Camilla Saunders is a sophomore at California State University, Dominguez Hills, but it wasn’t her first-choice university. Saunders applied to several California universities, many of which accepted her. She was almost certain she would choose to attend the University of Southern California, but a letter she received changed her decision.
“After I got accepted (into Dominguez Hills), I got a letter in the mail telling me that because of my grades, I qualified to apply for this scholarship,” Saunders said.
As it turns out, the scholarship would cover her full college tuition.
“My scholarship was a very big factor in deciding which university to attend because the scholarship covers all four years, which is very helpful,” she said.
Saunders said she would have had to take out a student loan had she decided to attend USC instead.
“(USC) didn’t offer me as much money, and it was very expensive — almost the price of my parents’ house to attend for a year,” she said. Saunders works part-time to help cover her living costs.
BYU student Bethany Coates is in a similar situation.
“Subsidized tuition is a huge plus for attending school here,” said Coates, who has also had access to a few student grants and works part-time.
Jay Hanson, director of student financial services at BYU, emphasized the importance of taking all factors into consideration when deciding to pursue higher education.
“The best advice that I can give is that a student should determine as completely as possible what the full cost of education will be,” Hanson said. “Be sure to include all expected costs for tuition, fees, books, housing and lifestyle costs.”

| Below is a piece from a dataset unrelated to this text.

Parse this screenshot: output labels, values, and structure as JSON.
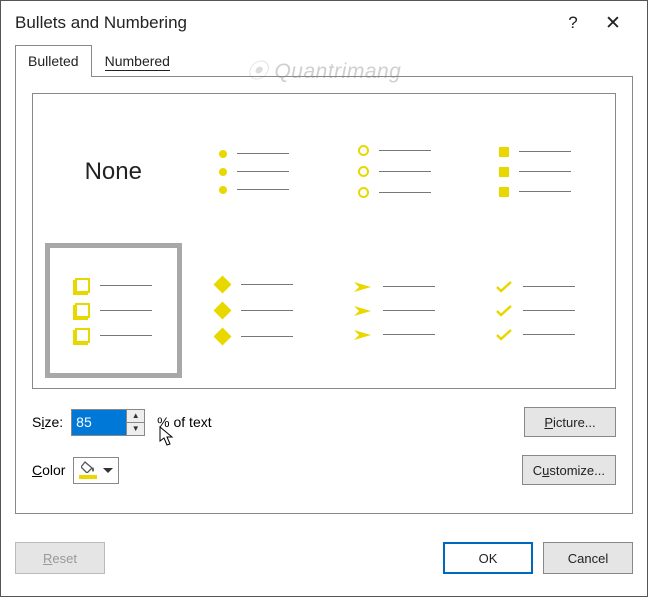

Hanson said students should carefully plan what their finances will look like during their college years and exercise self-control when taking on student loans, not taking on more debt than they can manage.
“BYU and probably most other universities have several resources that can help counsel students before they take on student debt,” Hanson said.
Dr. Kim Hyungsoo, a professor who did research on American Young Adults’ Debt and Psychological Distress, said a current trend is for students to go to a community college and then transfer to a four-year university because community college tuition is cheaper.
Other schools take a different approach to college education payment. Lambda School was founded in Utah in 2017. Austen Allred, CEO and founder of the school, knew many people wanted to attend college but were unable to afford the upfront costs of higher education.
“He wanted to find a way to make it possible for them to get an education without having to go into debt,” said Lambda School head of growth Mitchell Wright.
The school charges no upfront cost, and students repay 17% of their income for two years after graduation. Students don’t have to start payments until they are earning at least $50K per year.
“The income share agreement will last for five years of no payment. If after that the student is unable to be hired at $50k per year as a software developer, then the income share agreement is considered complete,” said Wright.
Right now, Lambda School only offers tech courses, but Wright said faculty members are looking into implementing other programs, like nursing, which have a high demand and low supply.
There are other options for funding higher education as well.
“Most people don’t know that the scholarship I have exists,” Saunders said. “I think it is important for more students to know which scholarships are available to them. I wouldn’t have given this scholarship as much attention if I didn’t have other friends who were applying for it.”
Thorough research is important before deciding which school to attend and how to pay for it, but it is also important to think about how the system currently in place can be changed so it better serves borrowers and lenders equally, Hyungsoo said.
“Young Americans need to take action. They need to vote,” Hyungsoo said. “Their voices are heard by politicians, by state governors and by the government.”